In general Medicare’s coverage of cancer treatment is pretty thorough. Standard chemotherapy and radiation treatment have been covered for many years. These days we even have coverage for oral chemotherapy medications under Medicare’s Part D benefit, which first entered the market in 2006. Medicare Part D’s catastrophic coverage provides important protection for expensive oral chemotherapy medications.
Most standard chemotherapy and radiation treatments are covered under Medicare Part B. Surgeries for cancer are also covered by Part B, and any related hospital stays are covered by Part A.
However, standard care is not always the care that today’s medical consumers are looking for. The National Center for Complementary and Integrative Health (NCCIH) reports that Americans spend about $30.2 billion yearly out-of-pocket on complementary health products and practices.
Clearly patients want natural medicine.
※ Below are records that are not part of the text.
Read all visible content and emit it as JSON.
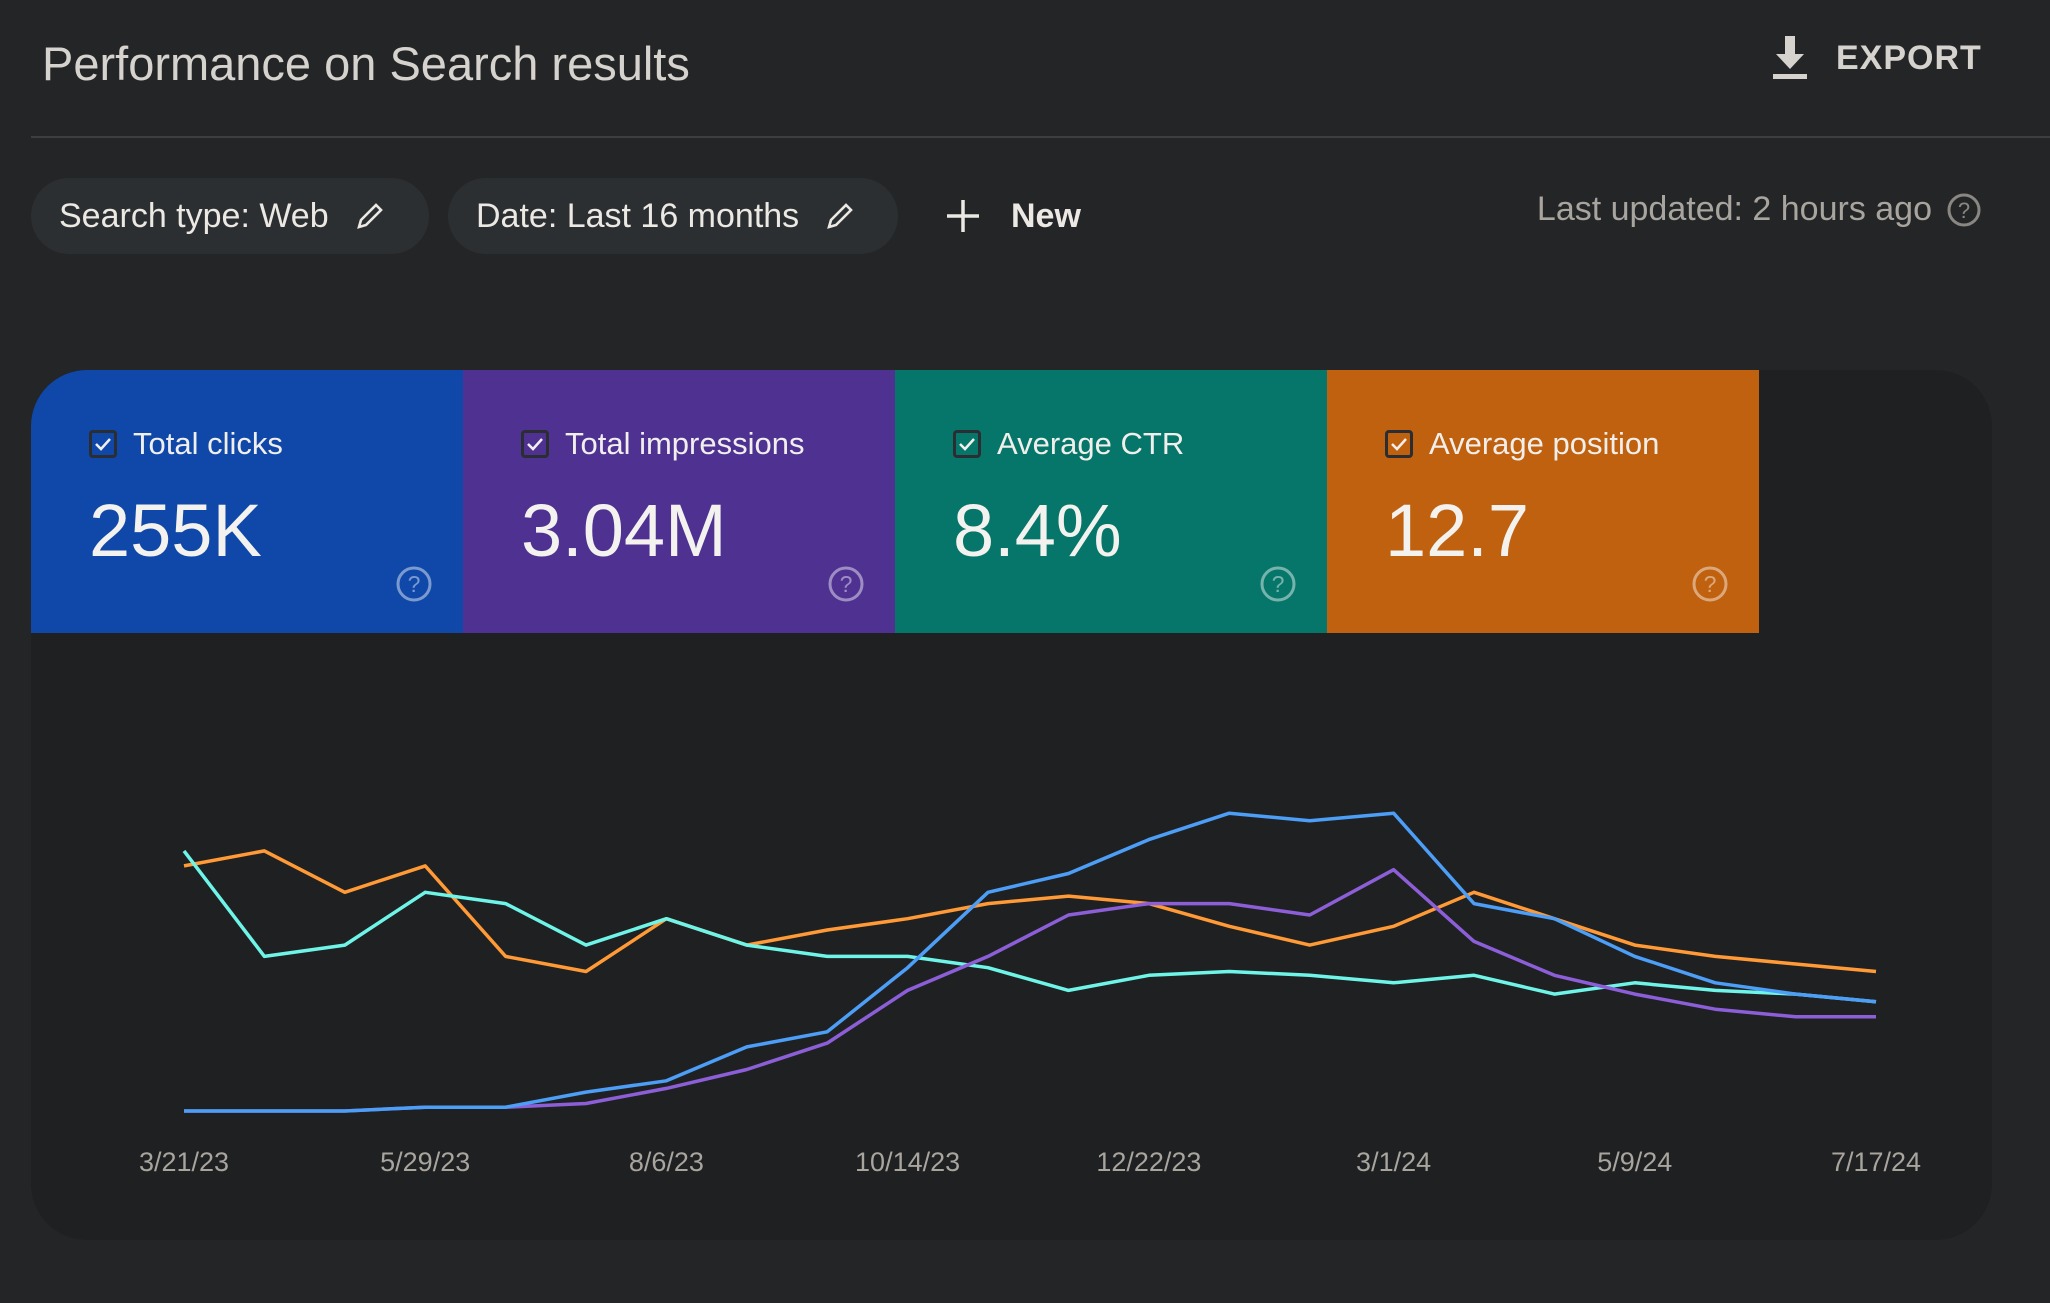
{
  "header": {
    "title": "Performance on Search results",
    "export_label": "EXPORT",
    "export_icon": "download-icon"
  },
  "filters": {
    "chips": [
      {
        "label": "Search type: Web",
        "icon": "pencil-icon"
      },
      {
        "label": "Date: Last 16 months",
        "icon": "pencil-icon"
      }
    ],
    "new_label": "New",
    "new_icon": "plus-icon",
    "last_updated": "Last updated: 2 hours ago",
    "help_icon": "help-circle-icon"
  },
  "metrics": [
    {
      "label": "Total clicks",
      "value": "255K",
      "checked": true,
      "color": "#0f48a8",
      "line_color": "#4c9ef6"
    },
    {
      "label": "Total impressions",
      "value": "3.04M",
      "checked": true,
      "color": "#4f3192",
      "line_color": "#8c5fd8"
    },
    {
      "label": "Average CTR",
      "value": "8.4%",
      "checked": true,
      "color": "#06766a",
      "line_color": "#6ff5e8"
    },
    {
      "label": "Average position",
      "value": "12.7",
      "checked": true,
      "color": "#c0610f",
      "line_color": "#ff9a36"
    }
  ],
  "chart_data": {
    "type": "line",
    "title": "",
    "xlabel": "",
    "ylabel": "",
    "grid": false,
    "y_scale": "relative (each metric on its own hidden axis, 0-100)",
    "x_ticks": [
      "3/21/23",
      "5/29/23",
      "8/6/23",
      "10/14/23",
      "12/22/23",
      "3/1/24",
      "5/9/24",
      "7/17/24"
    ],
    "x": [
      "2023-03-21",
      "2023-04-13",
      "2023-05-06",
      "2023-05-29",
      "2023-06-21",
      "2023-07-14",
      "2023-08-06",
      "2023-08-29",
      "2023-09-21",
      "2023-10-14",
      "2023-11-06",
      "2023-11-29",
      "2023-12-22",
      "2024-01-14",
      "2024-02-06",
      "2024-03-01",
      "2024-03-24",
      "2024-04-16",
      "2024-05-09",
      "2024-06-01",
      "2024-06-24",
      "2024-07-17"
    ],
    "series": [
      {
        "name": "Total clicks",
        "color": "#4c9ef6",
        "values": [
          0,
          0,
          0,
          1,
          1,
          5,
          8,
          17,
          21,
          38,
          58,
          63,
          72,
          79,
          77,
          79,
          55,
          51,
          41,
          34,
          31,
          29
        ]
      },
      {
        "name": "Total impressions",
        "color": "#8c5fd8",
        "values": [
          0,
          0,
          0,
          1,
          1,
          2,
          6,
          11,
          18,
          32,
          41,
          52,
          55,
          55,
          52,
          64,
          45,
          36,
          31,
          27,
          25,
          25
        ]
      },
      {
        "name": "Average CTR",
        "color": "#6ff5e8",
        "values": [
          69,
          41,
          44,
          58,
          55,
          44,
          51,
          44,
          41,
          41,
          38,
          32,
          36,
          37,
          36,
          34,
          36,
          31,
          34,
          32,
          31,
          29
        ]
      },
      {
        "name": "Average position",
        "color": "#ff9a36",
        "values": [
          65,
          69,
          58,
          65,
          41,
          37,
          51,
          44,
          48,
          51,
          55,
          57,
          55,
          49,
          44,
          49,
          58,
          51,
          44,
          41,
          39,
          37
        ]
      }
    ]
  }
}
As medical science progresses and citizens continue to explore treatments outside of standard medical care, will Medicare provide coverage for alternative therapies?
Medicare and Medically Necessary
When it comes to coverage, for cancer or any other illness, Medicare’s overriding principle is to cover only services, products or treatments that are medically necessary. This means that the care must be prescribed by a licensed physician or authorized provider and that Medicare considers the care to be correct and necessary. A participating Medicare provider must also deliver the care.
For example, when x-rays or CT scans are ordered prior to a surgery, these are covered because they are medically necessary. Follow-up visits related to your cancer treatment are covered, as are any durable medical equipment that may be medically necessary for your treatment or your recovery. For some services, you must meet certain conditions, but Medicare doctors are generally aware of these conditions and will help to ensure that they are met.
Other services related to cancer treatment that are considered medically necessary by Medicare are:
- Some costs of clinical research studies while you are an outpatient
- Breast prostheses after a mastectomy. Medicare Part B will cover surgery for implants after a mastectomy too if the surgery is performed in an outpatient setting.
- Second opinions for non-emergency surgery, and even a third opinion if the first and second opinion are not in agreement.
- Feeding pump equipment for use in your home, including certain nutrients if you can’t take food normally or digest it properly
- Anti-nausea medications
- Mental health services
- Nutritional counseling
For a more thorough discussion of Medicare’s coverage of traditional cancer treatments, visit this post.
Outside of these standard treatments, Medicare has been slow to approve alternative care therapies.
Some Limited Complementary Approaches Covered by Medicare
One type of integrative care that Medicare does cover is chiropractic care. However, Part B covers only medically necessary manipulation of the spine. The NCCIH has published that this care has been reported to have a significant protective effect against decline in the activities of daily living, so it’s an important win for complementary care in the Medicare arena.
Osteopathic medicine is another type of care which is sometimes considered to be holistic. Osteopathic manipulative treatment may reduce pain and improve function for people with chronic pain. Medicare Part B covers services provided by any Medicare-certified doctor of osteopathic medicine. There are limits to how much physical therapy Medicare will cover in a calendar year though.
Yoga is another integrative approach to healthcare that is practiced by many American adults. While Medicare itself does not provide for fitness memberships, some private Medicare Advantage plans offer gym memberships which promote physical fitness classes like yoga.
Some Medicare Advantage plans may also include limited coverage for acupuncture or acupressure. Check the plan’s summary of benefits to find out what your copays for such care will be and if there are any limits to the number of sessions covered.
Obstacles to Alternative Medicine Under Medicare
The problem with getting alternative approaches approved is that the criteria for determining which products and services are medically necessary are quite specific. Evita.com reported that it is often difficult for providers to work alternative treatments into these criteria.
Furthermore, Medicare’s anti-kickback rules restrict referrals between conventional providers and alternative practitioners, which makes it harder to provide for Medicare coverage in the typical integrated practice. (Naturopathic doctors are not eligible for Medicare.)
So, for now, many of the alternative therapies that you might like to pursue will likely be out of pocket. Should you have a question about coverage for a particular integrative care approach, be sure to ask practitioner about payment. Practitioners offering these therapies are generally well versed in the rules, and know what Medicare will and won’t cover.